Vanessa Chong, longtime executive director of the American Civil Liberties Union Hawaii chapter, will be retiring in early 2018. Chong first joined the ACLU staff in 1981 and became the organization’s executive director in 1984.
“Vanessa is leaving us a vital and strong organization and we look forward to a smooth transition,” said ACLU of Hawaii Board President Barbara Ankersmit in a May 15 news release.
The affiliate has grown in size, effectiveness and influence statewide during Chong’s tenure, according to Ankersmit. “The ACLU has been at the forefront of many of Hawaii’s key civil liberties and civil rights issues and we are grateful that Vanessa has been at the helm through every challenge,” she said.
“When Vanessa took over as executive director in 1984, Hawaii’s prisons were in deplorable conditions,” Ankersmit said. “The ACLU filed its first class action lawsuit that year in partnership with local and national ACLU lawyers to challenge those conditions in the courts.”
The local ACLU has also proven itself a tireless advocate and key partner on issues such as ensuring the equal protection of the laws for racial, ethnic and religious minorities, protecting reproductive rights, securing marriage equality for same-sex couples, encouraging fair treatment of homeless individuals, and ensuring free speech and protest rights for all points of view. “The ACLU must continue to help Hawai`i be vigilant in protecting hard-won freedoms while constantly striving to raise awareness about their importance,” said Ankersmit.
Chong is confident that the ACLU will be even stronger in the years to come. “Civil liberties and civil rights are being eroded as never before,” Chong said. “The ACLU is the one organization whose years of experience give it the unparalleled breadth and depth to successfully counter these threats.”
The ACLU affiliate has appointed a search committee and will post the position nationwide later this month.
The ACLU of Hawaii is an affiliate of the nationwide ACLU, the country’s premier organization dedicated to protecting civil liberties and civil rights since 1920. A non-profit and non-partisan organization, the local ACLU has more than 4,000 members and donors, a staff of seven and an annual budget of more than $1 million.
The mission of the Hawaii affiliate of the ACLU is to protect the civil liberties contained in the state and federal constitutions through litigation, legislative and public education programs statewide.

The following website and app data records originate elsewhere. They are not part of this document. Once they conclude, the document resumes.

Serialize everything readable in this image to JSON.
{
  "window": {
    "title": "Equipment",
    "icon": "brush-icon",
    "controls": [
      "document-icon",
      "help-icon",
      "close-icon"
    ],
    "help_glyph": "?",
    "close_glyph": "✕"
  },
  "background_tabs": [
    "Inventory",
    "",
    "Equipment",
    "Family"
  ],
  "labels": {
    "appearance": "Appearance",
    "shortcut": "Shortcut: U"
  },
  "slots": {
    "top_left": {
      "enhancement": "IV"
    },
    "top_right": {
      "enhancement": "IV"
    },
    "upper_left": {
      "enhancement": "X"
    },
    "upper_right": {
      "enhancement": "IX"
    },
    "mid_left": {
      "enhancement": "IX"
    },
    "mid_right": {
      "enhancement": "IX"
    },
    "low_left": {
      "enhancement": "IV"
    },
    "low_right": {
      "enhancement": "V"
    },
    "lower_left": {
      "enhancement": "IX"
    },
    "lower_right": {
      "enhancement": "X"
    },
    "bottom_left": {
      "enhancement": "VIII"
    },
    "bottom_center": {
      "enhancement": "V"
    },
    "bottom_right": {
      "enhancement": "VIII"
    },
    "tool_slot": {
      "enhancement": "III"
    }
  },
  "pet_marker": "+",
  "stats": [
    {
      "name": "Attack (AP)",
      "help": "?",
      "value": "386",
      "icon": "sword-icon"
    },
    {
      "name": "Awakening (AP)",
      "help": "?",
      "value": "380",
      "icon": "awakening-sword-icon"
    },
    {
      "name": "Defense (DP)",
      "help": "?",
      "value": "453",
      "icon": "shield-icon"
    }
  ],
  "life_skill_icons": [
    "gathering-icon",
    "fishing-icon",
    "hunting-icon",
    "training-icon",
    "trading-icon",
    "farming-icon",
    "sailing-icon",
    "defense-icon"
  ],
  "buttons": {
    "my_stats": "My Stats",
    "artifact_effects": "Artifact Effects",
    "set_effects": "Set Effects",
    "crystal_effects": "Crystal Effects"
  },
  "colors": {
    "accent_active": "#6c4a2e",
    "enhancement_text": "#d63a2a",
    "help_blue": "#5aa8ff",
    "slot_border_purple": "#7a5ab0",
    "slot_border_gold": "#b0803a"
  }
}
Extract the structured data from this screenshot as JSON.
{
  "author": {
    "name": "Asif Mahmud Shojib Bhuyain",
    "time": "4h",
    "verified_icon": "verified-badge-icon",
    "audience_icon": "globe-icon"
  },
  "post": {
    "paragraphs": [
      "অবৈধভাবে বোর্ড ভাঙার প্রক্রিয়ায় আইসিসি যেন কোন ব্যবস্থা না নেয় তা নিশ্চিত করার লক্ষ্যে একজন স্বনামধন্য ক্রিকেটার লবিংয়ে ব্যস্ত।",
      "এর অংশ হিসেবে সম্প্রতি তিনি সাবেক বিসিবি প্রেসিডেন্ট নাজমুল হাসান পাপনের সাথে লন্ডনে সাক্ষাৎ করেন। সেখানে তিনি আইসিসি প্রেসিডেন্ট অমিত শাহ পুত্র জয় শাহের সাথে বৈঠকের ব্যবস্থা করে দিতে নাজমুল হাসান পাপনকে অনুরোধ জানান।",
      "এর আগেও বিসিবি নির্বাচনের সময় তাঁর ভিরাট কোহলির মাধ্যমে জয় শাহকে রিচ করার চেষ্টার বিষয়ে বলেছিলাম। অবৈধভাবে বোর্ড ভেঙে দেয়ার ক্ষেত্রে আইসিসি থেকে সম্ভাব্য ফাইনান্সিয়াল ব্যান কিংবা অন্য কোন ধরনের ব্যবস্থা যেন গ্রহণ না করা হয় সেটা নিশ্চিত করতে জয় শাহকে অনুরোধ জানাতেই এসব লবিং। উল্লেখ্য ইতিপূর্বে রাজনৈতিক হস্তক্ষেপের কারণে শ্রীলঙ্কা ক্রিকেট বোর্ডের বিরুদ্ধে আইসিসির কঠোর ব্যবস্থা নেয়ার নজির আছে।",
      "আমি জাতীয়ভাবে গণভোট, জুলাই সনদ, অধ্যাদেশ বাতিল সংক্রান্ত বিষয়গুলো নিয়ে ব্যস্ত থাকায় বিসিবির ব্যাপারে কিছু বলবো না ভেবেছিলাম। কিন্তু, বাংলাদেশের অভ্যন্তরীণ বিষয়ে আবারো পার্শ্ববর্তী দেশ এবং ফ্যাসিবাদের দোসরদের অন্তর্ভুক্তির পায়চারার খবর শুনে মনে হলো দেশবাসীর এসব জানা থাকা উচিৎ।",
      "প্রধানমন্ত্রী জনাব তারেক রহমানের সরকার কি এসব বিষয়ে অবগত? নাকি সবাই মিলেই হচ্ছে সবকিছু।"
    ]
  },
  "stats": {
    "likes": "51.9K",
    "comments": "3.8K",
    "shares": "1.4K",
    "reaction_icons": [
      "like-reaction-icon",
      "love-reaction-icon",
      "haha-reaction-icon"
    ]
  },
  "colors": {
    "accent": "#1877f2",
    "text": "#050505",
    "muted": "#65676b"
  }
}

The ACLU is funded primarily through private donations and offers its services at no cost to the public. The ACLU does not accept any government funds.
Photo of Vanessa Chong courtesy ACLU Hawaii